Most kids have their first loose tooth at age 5 or 6, but it can happen when they’re as young as 4 or as old as 8. (Children whose baby teeth erupted early usually lose them before late teethers do.) It generally takes a few months from the time a tooth becomes loose until it falls out.
Some children begin to lose their teeth as early as 4 or as late as 7, but in general the earlier they come in the earlier they will begin to fall out.
If your child lose s a tooth before the age of 3, then you need to schedule an appointment with your pediatric dentist. Usually, natural tooth loss begins around age 6, and concludes around age 12.
The same goes for the other end: If baby teeth show no signs of exiting by age 8, check with her dentist (and check out these tips for her first dentist visit). Give a loose tooth time. It generally takes a few months from the time a tooth becomes loose until it drops out.
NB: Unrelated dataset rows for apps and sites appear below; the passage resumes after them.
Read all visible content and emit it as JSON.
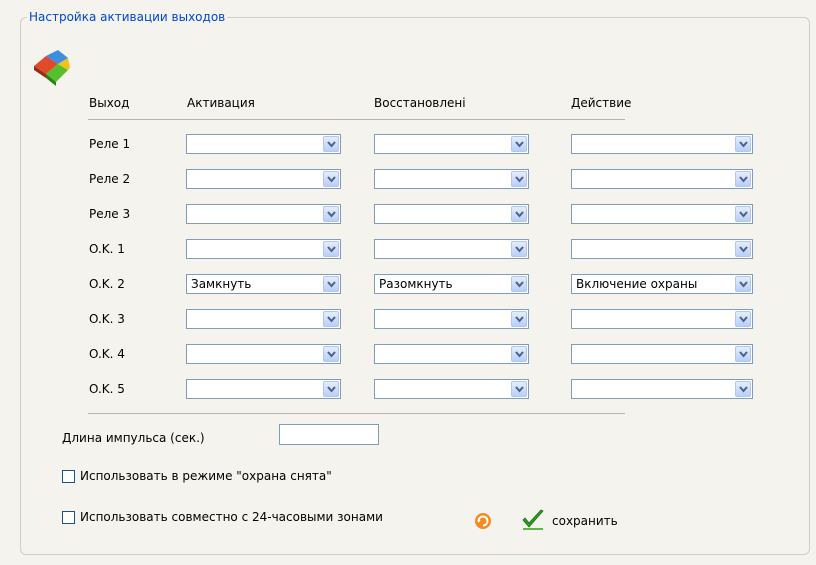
{
  "group_title": "Настройка активации выходов",
  "headers": {
    "output": "Выход",
    "activation": "Активация",
    "restore": "Восстановлені",
    "action": "Действие"
  },
  "rows": [
    {
      "label": "Реле 1",
      "activation": "",
      "restore": "",
      "action": ""
    },
    {
      "label": "Реле 2",
      "activation": "",
      "restore": "",
      "action": ""
    },
    {
      "label": "Реле 3",
      "activation": "",
      "restore": "",
      "action": ""
    },
    {
      "label": "O.K. 1",
      "activation": "",
      "restore": "",
      "action": ""
    },
    {
      "label": "O.K. 2",
      "activation": "Замкнуть",
      "restore": "Разомкнуть",
      "action": "Включение охраны"
    },
    {
      "label": "O.K. 3",
      "activation": "",
      "restore": "",
      "action": ""
    },
    {
      "label": "O.K. 4",
      "activation": "",
      "restore": "",
      "action": ""
    },
    {
      "label": "O.K. 5",
      "activation": "",
      "restore": "",
      "action": ""
    }
  ],
  "pulse_length": {
    "label": "Длина импульса (сек.)",
    "value": ""
  },
  "options": {
    "disarmed_mode": {
      "label": "Использовать в режиме \"охрана снята\"",
      "checked": false
    },
    "with_24h_zones": {
      "label": "Использовать совместно с 24-часовыми зонами",
      "checked": false
    }
  },
  "actions": {
    "save_label": "сохранить",
    "refresh_icon": "refresh-icon",
    "save_icon": "checkmark-icon"
  },
  "colors": {
    "legend": "#0046d5",
    "combo_border": "#7f9db9",
    "panel_bg": "#f4f3ee"
  }
}
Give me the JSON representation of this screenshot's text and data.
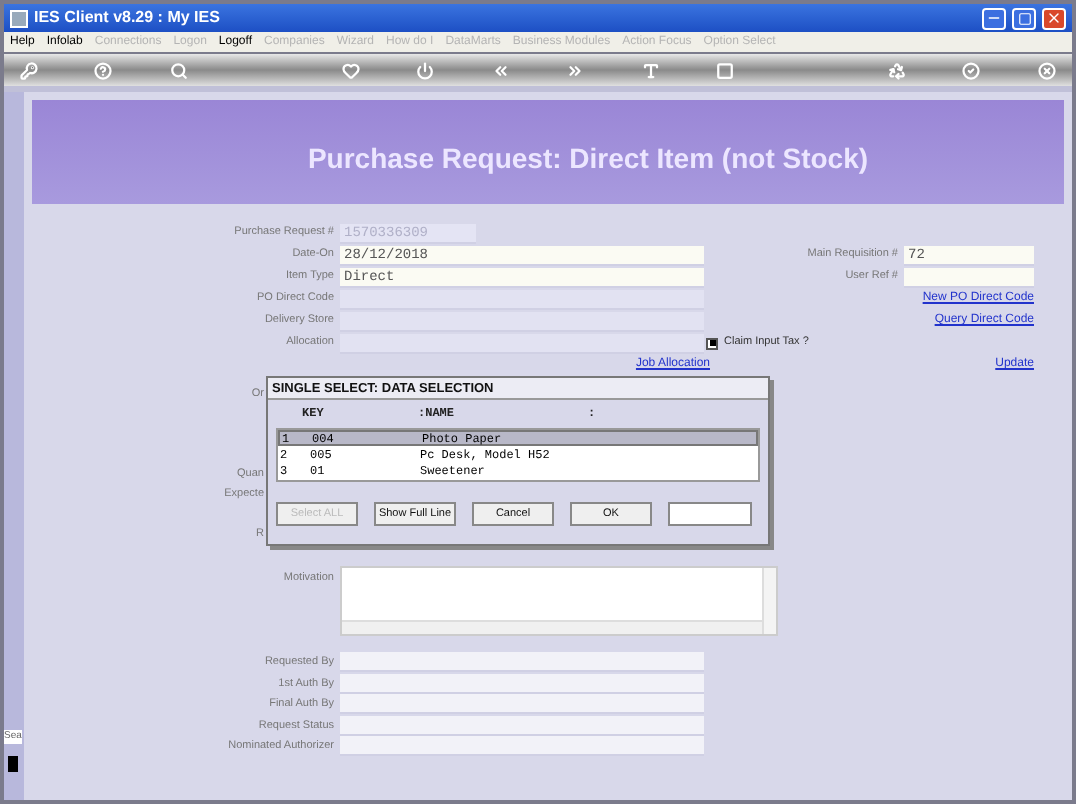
{
  "window": {
    "title": "IES Client v8.29 : My IES"
  },
  "menu": [
    {
      "label": "Help",
      "disabled": false
    },
    {
      "label": "Infolab",
      "disabled": false
    },
    {
      "label": "Connections",
      "disabled": true
    },
    {
      "label": "Logon",
      "disabled": true
    },
    {
      "label": "Logoff",
      "disabled": false
    },
    {
      "label": "Companies",
      "disabled": true
    },
    {
      "label": "Wizard",
      "disabled": true
    },
    {
      "label": "How do I",
      "disabled": true
    },
    {
      "label": "DataMarts",
      "disabled": true
    },
    {
      "label": "Business Modules",
      "disabled": true
    },
    {
      "label": "Action Focus",
      "disabled": true
    },
    {
      "label": "Option Select",
      "disabled": true
    }
  ],
  "side": {
    "label": "Sea"
  },
  "page_title": "Purchase Request: Direct Item (not Stock)",
  "form": {
    "left": [
      {
        "label": "Purchase Request #",
        "value": "1570336309",
        "kind": "readonly"
      },
      {
        "label": "Date-On",
        "value": "28/12/2018",
        "kind": "input"
      },
      {
        "label": "Item Type",
        "value": "Direct",
        "kind": "input"
      },
      {
        "label": "PO Direct Code",
        "kind": "blank"
      },
      {
        "label": "Delivery Store",
        "kind": "blank"
      },
      {
        "label": "Allocation",
        "kind": "blank"
      }
    ],
    "right": [
      {
        "label": "Main Requisition #",
        "value": "72"
      },
      {
        "label": "User Ref #"
      }
    ],
    "links": [
      "New PO Direct Code",
      "Query Direct Code"
    ],
    "claim_tax": {
      "label": "Claim Input Tax ?",
      "checked": true
    },
    "job_link": "Job Allocation",
    "update_link": "Update",
    "hidden_labels": [
      {
        "label": "Or"
      },
      {
        "label": "Quan"
      },
      {
        "label": "Expecte"
      },
      {
        "label": "R"
      }
    ],
    "motivation": {
      "label": "Motivation"
    },
    "lower": [
      {
        "label": "Requested By"
      },
      {
        "label": "1st Auth By"
      },
      {
        "label": "Final Auth By"
      },
      {
        "label": "Request Status"
      },
      {
        "label": "Nominated Authorizer"
      }
    ]
  },
  "dialog": {
    "title": "SINGLE SELECT: DATA SELECTION",
    "columns": [
      "KEY",
      ":NAME",
      ":"
    ],
    "rows": [
      {
        "index": "1",
        "key": "004",
        "name": "Photo Paper",
        "selected": true
      },
      {
        "index": "2",
        "key": "005",
        "name": "Pc Desk, Model H52",
        "selected": false
      },
      {
        "index": "3",
        "key": "01",
        "name": "Sweetener",
        "selected": false
      }
    ],
    "buttons": [
      {
        "label": "Select ALL",
        "disabled": true
      },
      {
        "label": "Show Full Line",
        "disabled": false
      },
      {
        "label": "Cancel",
        "disabled": false
      },
      {
        "label": "OK",
        "disabled": false
      }
    ]
  }
}
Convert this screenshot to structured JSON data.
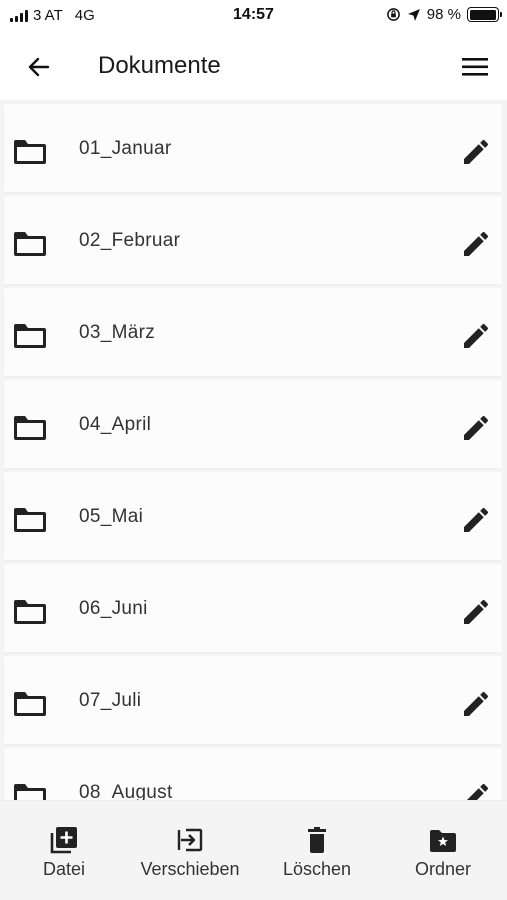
{
  "status_bar": {
    "carrier": "3 AT",
    "network": "4G",
    "time": "14:57",
    "battery": "98 %",
    "battery_level": 0.98
  },
  "header": {
    "title": "Dokumente",
    "back_icon": "arrow-left-icon",
    "menu_icon": "hamburger-menu-icon"
  },
  "folders": [
    {
      "name": "01_Januar"
    },
    {
      "name": "02_Februar"
    },
    {
      "name": "03_März"
    },
    {
      "name": "04_April"
    },
    {
      "name": "05_Mai"
    },
    {
      "name": "06_Juni"
    },
    {
      "name": "07_Juli"
    },
    {
      "name": "08_August"
    }
  ],
  "toolbar": {
    "file_label": "Datei",
    "move_label": "Verschieben",
    "delete_label": "Löschen",
    "folder_label": "Ordner"
  }
}
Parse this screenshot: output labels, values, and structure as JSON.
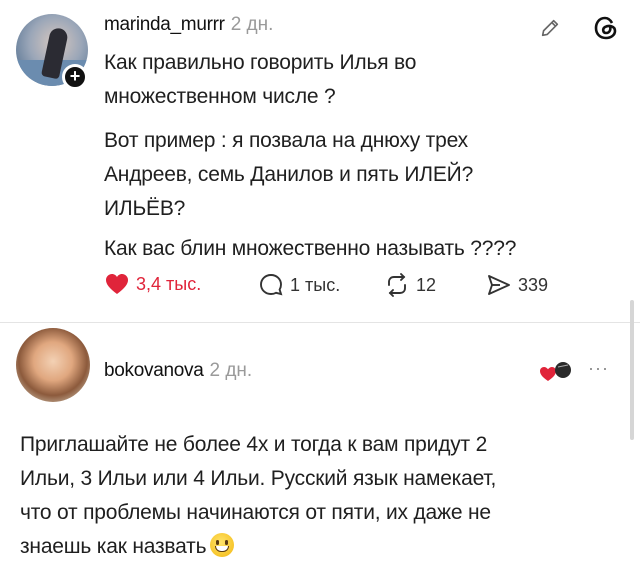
{
  "post": {
    "username": "marinda_murrr",
    "time_ago": "2 дн.",
    "lines": [
      "Как правильно говорить Илья во",
      "множественном числе ?",
      "Вот пример : я позвала на днюху трех",
      "Андреев, семь Данилов и пять ИЛЕЙ?",
      "ИЛЬЁВ?",
      "Как вас блин множественно называть ????"
    ],
    "likes": "3,4 тыс.",
    "replies": "1 тыс.",
    "reposts": "12",
    "shares": "339"
  },
  "reply": {
    "username": "bokovanova",
    "time_ago": "2 дн.",
    "lines": [
      "Приглашайте не более 4х и тогда к вам придут 2",
      "Ильи, 3 Ильи или 4 Ильи. Русский язык намекает,",
      "что от проблемы начинаются от пяти, их даже не",
      "знаешь как назвать"
    ],
    "more_label": "···"
  },
  "colors": {
    "like": "#e0243a",
    "muted": "#9a9a9a",
    "text": "#1f1f1f"
  },
  "icons": [
    "pencil-icon",
    "threads-logo-icon",
    "heart-icon",
    "reply-bubble-icon",
    "repost-icon",
    "share-icon",
    "reaction-heart-icon",
    "more-icon",
    "smile-emoji-icon"
  ]
}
But if your child loses a baby tooth before the permanent tooth underneath is ready to erupt, it can cause the adjacent teeth to drift into the space left behind. This can disrupt not only the eruption of the permanent tooth in the middle but also the nearby teeth, leading to serious alignment problems.
Baby Teeth Can Be Swallowed -No Worries! While this sounds alarming, it is actually harmless. A baby tooth is primarily composed of calcium and dissolves in stomach acid. It will either stay in the stomach until it dissolves, or shrink until it is small enough to pass.
The first teeth to fall out are normally the lower front pair. If a 4 – year – old loses one of these teeth, it’s probably normal development, just on the early side. But if a different tooth is coming out, say one in the back, this is a cause for concern.
See Your Dentist. Loss of baby teeth by injury happens more often than you might think. Pediatric dentists routinely get calls from worried parents in just this situation. In most cases, there’s no cause for panic, but it’s important to see your dentist right away— for lost baby teeth as well as chipped, or loose teeth.
The most common causes of premature tooth loss are Papillion-Lefevre syndrome, Chediak-Higashi syndrome, hypophosphatasia, neutropenia, leukemia and in some cases Langerhans cell histiocytosis (LCH). LCH is a disorder of unknown cause, characterized by abnormal proliferation of histiocytes.
Grab the tooth by the crown (the portion visible above the gum line) and rinse it with milk or water to remove any dirt or debris. If you think you can and if your child will let you, try to push the tooth back into the socket and then have your child bite down on the washcloth or gauze to hold the tooth in place.
Still having a baby tooth is actually not that uncommon, and depending on a patient’s individual situation, there are a number of options for what to do about it. The usual cause of a retained baby tooth (i.e. a baby tooth that didn’t fall out on its own) is the absence of an adult tooth to replace it.
If a baby tooth is knocked loose … This can easily be done if you get your child to the dentist within the first hour of the accident. After a few hours, the bone will begin to harden again, and realigning the tooth will become more difficult.
However, keep in mind, all teeth (both baby and permanent) are a little, teeny, tiny bit wiggly. This is due to the periodontal ligament fibers ( tiny muscle fibers) that wrap around the root of the tooth. Any tooth movement beyond 1mm is not within the normal expected mobility and could be a sign of trauma or disease.
No, you shouldn’t wiggle a baby tooth —you should have your child wiggle his or her own wiggly teeth! Children are more than capable of pulling out their own loose teeth! Children losing their “baby” teeth is a natural progression from the toddler stage all the way up to adulthood.
The dew was too heavy. Her wings got wet, and she couldn’t fly. The Tooth Fairy was on vacation, and the substitute Tooth Fairy didn’t know what she was doing.